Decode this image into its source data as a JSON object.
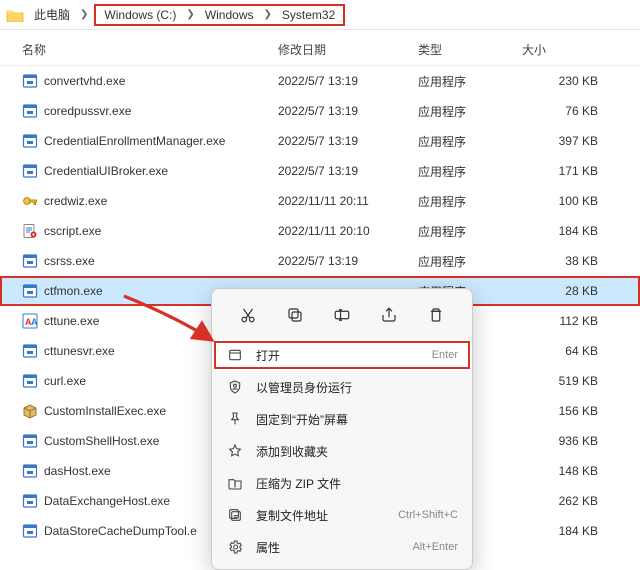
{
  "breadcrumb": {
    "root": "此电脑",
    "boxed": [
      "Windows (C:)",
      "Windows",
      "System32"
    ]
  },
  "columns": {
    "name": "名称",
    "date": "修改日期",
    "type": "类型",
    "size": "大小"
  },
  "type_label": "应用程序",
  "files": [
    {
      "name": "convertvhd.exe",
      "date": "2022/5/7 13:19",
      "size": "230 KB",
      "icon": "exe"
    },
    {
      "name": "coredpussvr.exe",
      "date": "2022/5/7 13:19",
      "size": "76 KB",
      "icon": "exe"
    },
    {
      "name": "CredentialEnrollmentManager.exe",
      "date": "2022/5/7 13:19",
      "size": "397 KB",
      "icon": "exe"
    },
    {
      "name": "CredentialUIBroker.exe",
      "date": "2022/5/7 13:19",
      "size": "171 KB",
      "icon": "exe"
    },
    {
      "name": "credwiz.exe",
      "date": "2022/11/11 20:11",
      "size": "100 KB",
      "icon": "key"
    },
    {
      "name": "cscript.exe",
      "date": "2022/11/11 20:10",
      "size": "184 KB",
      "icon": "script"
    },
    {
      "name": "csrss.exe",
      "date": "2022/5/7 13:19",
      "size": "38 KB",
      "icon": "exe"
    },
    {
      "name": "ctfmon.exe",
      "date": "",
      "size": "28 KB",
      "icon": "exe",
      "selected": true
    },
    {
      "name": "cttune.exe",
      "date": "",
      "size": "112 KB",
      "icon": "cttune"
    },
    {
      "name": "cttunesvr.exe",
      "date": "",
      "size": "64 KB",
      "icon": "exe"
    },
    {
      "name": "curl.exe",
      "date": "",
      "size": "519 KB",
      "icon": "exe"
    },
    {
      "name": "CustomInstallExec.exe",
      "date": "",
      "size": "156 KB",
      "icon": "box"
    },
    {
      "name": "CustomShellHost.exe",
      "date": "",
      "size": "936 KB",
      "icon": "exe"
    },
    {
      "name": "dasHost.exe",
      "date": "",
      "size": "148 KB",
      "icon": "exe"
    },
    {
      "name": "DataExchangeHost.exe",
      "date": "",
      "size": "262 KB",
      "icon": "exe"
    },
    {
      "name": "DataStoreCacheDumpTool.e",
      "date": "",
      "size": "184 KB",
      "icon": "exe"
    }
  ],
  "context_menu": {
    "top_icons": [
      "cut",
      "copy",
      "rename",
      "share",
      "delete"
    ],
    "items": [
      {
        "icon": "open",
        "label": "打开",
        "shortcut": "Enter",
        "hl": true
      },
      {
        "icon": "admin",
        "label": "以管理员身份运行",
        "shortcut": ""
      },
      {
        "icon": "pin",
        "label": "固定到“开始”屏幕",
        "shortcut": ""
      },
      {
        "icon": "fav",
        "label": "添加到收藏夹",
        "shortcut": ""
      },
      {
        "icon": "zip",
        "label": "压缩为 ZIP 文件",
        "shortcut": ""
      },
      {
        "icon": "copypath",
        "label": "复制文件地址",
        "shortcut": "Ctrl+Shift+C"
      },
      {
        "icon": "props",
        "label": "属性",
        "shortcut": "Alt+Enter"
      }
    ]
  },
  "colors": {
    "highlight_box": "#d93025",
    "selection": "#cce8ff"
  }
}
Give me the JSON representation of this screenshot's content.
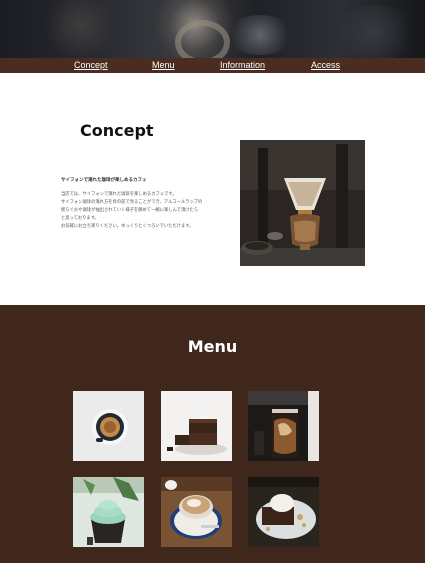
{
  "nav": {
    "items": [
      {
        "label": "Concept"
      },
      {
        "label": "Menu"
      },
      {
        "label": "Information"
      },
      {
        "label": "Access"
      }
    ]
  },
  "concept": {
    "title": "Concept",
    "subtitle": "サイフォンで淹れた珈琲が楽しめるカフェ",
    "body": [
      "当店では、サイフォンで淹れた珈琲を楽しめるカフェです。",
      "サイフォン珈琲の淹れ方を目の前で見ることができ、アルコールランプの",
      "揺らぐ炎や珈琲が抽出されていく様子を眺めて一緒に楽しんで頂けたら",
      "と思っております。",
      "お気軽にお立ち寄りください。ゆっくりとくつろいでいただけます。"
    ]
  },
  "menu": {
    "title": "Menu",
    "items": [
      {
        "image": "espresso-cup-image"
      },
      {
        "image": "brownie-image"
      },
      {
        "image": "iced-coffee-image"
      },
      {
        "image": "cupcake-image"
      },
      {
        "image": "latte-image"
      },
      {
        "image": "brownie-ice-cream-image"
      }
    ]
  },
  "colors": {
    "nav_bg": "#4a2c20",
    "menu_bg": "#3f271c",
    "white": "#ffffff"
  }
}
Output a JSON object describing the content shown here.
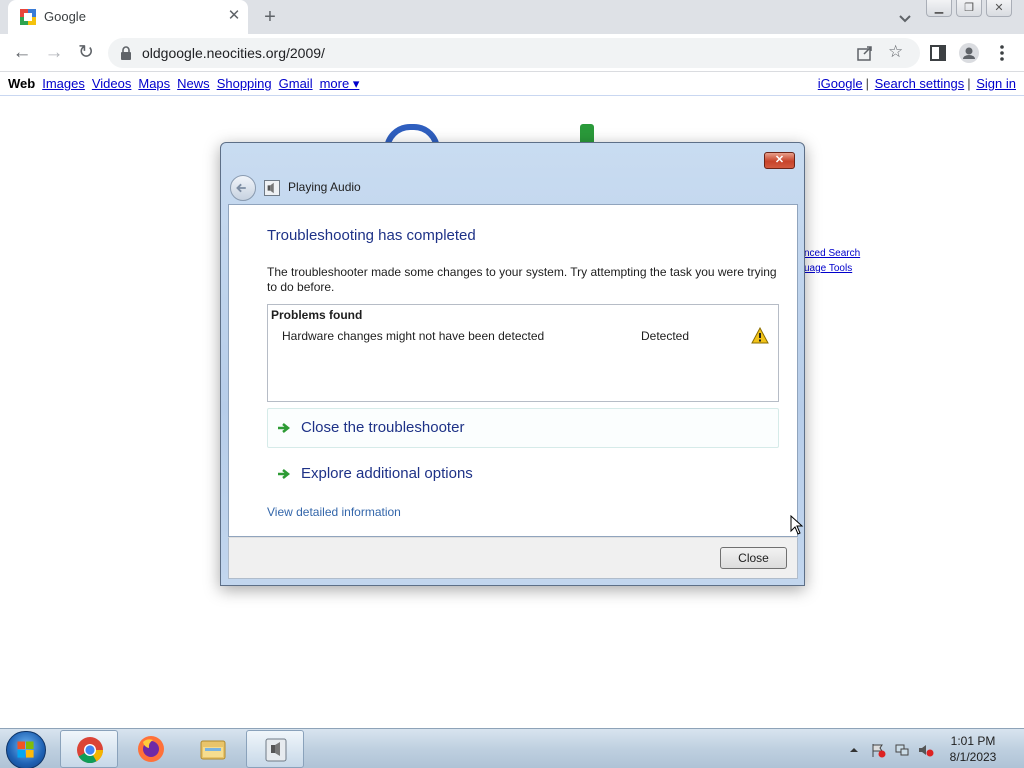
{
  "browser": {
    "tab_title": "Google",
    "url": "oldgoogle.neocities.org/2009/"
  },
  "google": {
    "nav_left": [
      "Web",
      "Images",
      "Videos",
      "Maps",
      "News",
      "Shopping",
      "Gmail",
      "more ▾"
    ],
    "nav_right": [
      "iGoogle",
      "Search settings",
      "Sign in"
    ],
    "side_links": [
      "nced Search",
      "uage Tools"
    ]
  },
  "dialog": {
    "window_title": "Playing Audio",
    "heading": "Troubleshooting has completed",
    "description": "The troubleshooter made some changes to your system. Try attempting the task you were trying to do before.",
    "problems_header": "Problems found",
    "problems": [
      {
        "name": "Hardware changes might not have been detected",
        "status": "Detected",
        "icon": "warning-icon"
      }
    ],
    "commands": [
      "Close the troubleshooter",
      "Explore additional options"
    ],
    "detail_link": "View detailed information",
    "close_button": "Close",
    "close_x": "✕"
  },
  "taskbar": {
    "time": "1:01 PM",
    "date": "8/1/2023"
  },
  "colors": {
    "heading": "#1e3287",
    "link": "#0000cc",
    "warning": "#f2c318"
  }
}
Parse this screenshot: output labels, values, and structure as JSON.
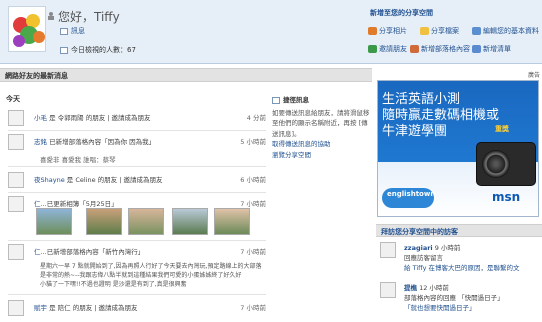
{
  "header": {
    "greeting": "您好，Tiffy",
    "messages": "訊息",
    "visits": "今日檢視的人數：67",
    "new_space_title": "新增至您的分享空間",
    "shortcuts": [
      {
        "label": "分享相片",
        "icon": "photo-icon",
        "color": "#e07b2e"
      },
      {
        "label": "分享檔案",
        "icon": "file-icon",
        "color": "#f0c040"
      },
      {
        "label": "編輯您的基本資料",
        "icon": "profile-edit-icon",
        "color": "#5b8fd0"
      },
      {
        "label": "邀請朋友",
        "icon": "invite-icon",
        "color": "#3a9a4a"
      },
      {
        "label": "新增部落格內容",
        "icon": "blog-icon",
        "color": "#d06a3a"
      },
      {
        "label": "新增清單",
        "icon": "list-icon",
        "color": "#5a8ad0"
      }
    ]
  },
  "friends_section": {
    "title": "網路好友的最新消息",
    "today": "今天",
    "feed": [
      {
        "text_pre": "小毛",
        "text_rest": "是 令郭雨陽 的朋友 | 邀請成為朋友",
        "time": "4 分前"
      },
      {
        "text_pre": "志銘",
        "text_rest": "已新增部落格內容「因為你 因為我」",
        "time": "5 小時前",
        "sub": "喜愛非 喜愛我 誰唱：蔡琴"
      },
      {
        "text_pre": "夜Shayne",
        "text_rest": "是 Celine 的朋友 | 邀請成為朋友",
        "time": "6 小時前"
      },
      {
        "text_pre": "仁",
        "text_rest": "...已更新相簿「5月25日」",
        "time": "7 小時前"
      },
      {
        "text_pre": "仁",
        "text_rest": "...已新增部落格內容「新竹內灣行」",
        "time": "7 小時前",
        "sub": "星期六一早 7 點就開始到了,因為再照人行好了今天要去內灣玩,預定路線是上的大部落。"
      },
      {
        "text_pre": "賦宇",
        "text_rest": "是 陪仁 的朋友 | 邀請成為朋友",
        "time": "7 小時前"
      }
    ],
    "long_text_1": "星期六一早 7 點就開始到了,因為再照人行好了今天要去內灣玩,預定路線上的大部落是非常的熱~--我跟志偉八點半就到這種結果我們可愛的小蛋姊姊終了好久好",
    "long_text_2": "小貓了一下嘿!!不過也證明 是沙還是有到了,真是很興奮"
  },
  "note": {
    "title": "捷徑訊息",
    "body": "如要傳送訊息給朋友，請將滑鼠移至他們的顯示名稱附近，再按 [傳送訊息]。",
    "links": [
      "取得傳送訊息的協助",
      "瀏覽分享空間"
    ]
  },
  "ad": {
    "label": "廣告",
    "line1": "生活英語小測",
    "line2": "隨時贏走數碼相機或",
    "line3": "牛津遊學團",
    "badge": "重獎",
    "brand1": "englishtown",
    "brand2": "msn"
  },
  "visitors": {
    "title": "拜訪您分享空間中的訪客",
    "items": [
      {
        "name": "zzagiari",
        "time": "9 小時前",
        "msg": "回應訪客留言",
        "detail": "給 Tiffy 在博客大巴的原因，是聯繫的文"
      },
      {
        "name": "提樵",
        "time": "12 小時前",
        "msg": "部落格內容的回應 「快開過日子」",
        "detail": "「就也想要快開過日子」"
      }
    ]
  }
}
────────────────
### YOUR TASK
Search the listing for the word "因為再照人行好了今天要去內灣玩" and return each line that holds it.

### FINAL ANSWER
        "sub": "星期六一早 7 點就開始到了,因為再照人行好了今天要去內灣玩,預定路線是上的大部落。"
    "long_text_1": "星期六一早 7 點就開始到了,因為再照人行好了今天要去內灣玩,預定路線上的大部落是非常的熱~--我跟志偉八點半就到這種結果我們可愛的小蛋姊姊終了好久好",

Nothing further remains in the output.